Sultemeier said Finger Lakes is adding 190 machines--for a total of 1,200--and building a new buffet restaurant because of customer demand. He said on weekends, when 70% of VLTs may be utilized at peak times, patrons may not be able to play desired machines. Saratoga Gaming & Raceway, where the VLT parlor is operated by Delaware North, also plans an expansion for similar reasons, Sultemeier said.Since the first racinos began opening in the early 1990s, it has become clear gaming revenue far exceeds pari-mutuel revenue. Finger Lakes, which must compete with other harness racinos and Indian casinos for business, is no different."The big money hasn't been there yet," Sultemeier said. "New York is a different model--it's a lot tighter. We have to look at that with our business considerations."Purses at Finger Lakes are averaging $106,000 so far this year, down slightly from $107,000 last year, but that was for a full season of racing. Before VLTs began operating, purses averaged $75,000.Delaware North recently joined Empire Racing Associates, which is seeking the franchise to operate Aqueduct, Belmont, and Saratoga.

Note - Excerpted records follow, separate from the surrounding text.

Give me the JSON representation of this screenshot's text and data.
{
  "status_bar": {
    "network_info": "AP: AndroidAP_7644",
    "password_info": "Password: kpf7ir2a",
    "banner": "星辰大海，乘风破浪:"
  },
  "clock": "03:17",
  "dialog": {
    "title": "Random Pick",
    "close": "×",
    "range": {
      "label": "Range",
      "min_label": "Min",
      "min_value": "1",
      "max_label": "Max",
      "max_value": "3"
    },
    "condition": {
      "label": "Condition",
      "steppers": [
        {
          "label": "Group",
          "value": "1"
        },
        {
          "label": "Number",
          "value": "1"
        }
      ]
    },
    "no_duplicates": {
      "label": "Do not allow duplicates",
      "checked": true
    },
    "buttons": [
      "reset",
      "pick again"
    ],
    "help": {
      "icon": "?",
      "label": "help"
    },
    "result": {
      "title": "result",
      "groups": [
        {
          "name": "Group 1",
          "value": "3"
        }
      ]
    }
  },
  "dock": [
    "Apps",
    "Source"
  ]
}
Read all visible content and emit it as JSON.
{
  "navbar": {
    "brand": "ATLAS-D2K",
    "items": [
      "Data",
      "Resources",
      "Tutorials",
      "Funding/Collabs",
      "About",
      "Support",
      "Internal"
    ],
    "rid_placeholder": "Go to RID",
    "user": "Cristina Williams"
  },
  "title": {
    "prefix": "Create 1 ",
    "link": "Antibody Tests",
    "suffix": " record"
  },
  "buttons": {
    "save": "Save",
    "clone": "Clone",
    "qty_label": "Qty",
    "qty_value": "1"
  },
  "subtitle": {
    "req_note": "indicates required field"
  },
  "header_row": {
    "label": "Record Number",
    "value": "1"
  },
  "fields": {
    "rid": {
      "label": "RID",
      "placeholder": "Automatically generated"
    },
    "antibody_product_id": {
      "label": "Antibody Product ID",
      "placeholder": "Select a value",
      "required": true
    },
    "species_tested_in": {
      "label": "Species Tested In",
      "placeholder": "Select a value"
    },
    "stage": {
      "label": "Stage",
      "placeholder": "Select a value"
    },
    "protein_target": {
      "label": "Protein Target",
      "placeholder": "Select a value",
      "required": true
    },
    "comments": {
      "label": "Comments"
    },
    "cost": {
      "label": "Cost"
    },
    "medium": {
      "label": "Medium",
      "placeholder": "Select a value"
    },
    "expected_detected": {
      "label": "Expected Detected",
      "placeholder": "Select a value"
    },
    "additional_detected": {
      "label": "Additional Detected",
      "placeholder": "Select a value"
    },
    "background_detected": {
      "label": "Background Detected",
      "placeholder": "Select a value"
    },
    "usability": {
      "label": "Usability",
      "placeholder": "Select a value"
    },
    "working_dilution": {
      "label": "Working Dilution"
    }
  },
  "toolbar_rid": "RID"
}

Finger Lakes Gaming & Racing will add almost 200 video lottery terminals as part of a $4-million expansion, but a top official with owner Delaware North indicated major racing-related projects, such as installation of a turf course and perhaps a synthetic surface, are closely linked to the VLT revenue model in New York.Finger Lakes, located in western New York, long has been a haven for New York-bred horses that have difficulty competing at Aqueduct, Belmont Park, and Saratoga. Some horsemen in the state have said a turf course at the track--called "the Thumb" because of its geographic location in the Finger Lakes region--would be a major asset to the state's racing and breeding program.Ron Sultemeier, president of Delaware North Companies Gaming & Entertainment Corp., said the company's board of directors regularly studies a number of issues related to racing improvements. He said there have been backstretch improvements at Finger Lakes, but "major issues" are another matter."The two largest by far are do we go to an artificial surface and add a turf course at the same?" Sultemeier said. "Both are very expensive, and Finger Lakes is a small track. We have been able to do a little more backside work but haven't done major projects. These will be tough calls at tracks like Finger Lakes. The return on investment just isn't there."Do we discuss (addition of a turf course)? Yes. Has a decision been made? No."Sultemeier noted what others in the racino industry have said for years: The state tax rate and the amount returned to racing will determine how much money is plowed back into the racing industry. New York has what is believed to be the highest tax rate on racetrack gaming in the country, whereas West Virginia, where Delaware North owns Wheeling Island Racetrack & Gaming Center, returns more revenue to operators and about double the purse cut for horsemen."We put in a $5.2-million kennel compound (for Wheeling Island Greyhound racing)," Sultemeier said. "It didn't make economic sense, but the VLTs have been successful. If we went forward, we wanted the nicest kennel compound in the country, and that's what we built. That's how we look at projects."Dog racing in West Virginia is lucrative because of VLT revenue. Wheeling Island and Tri-State Racing & Entertainment Center near Charleston now have the highest Greyhound purses in the United States.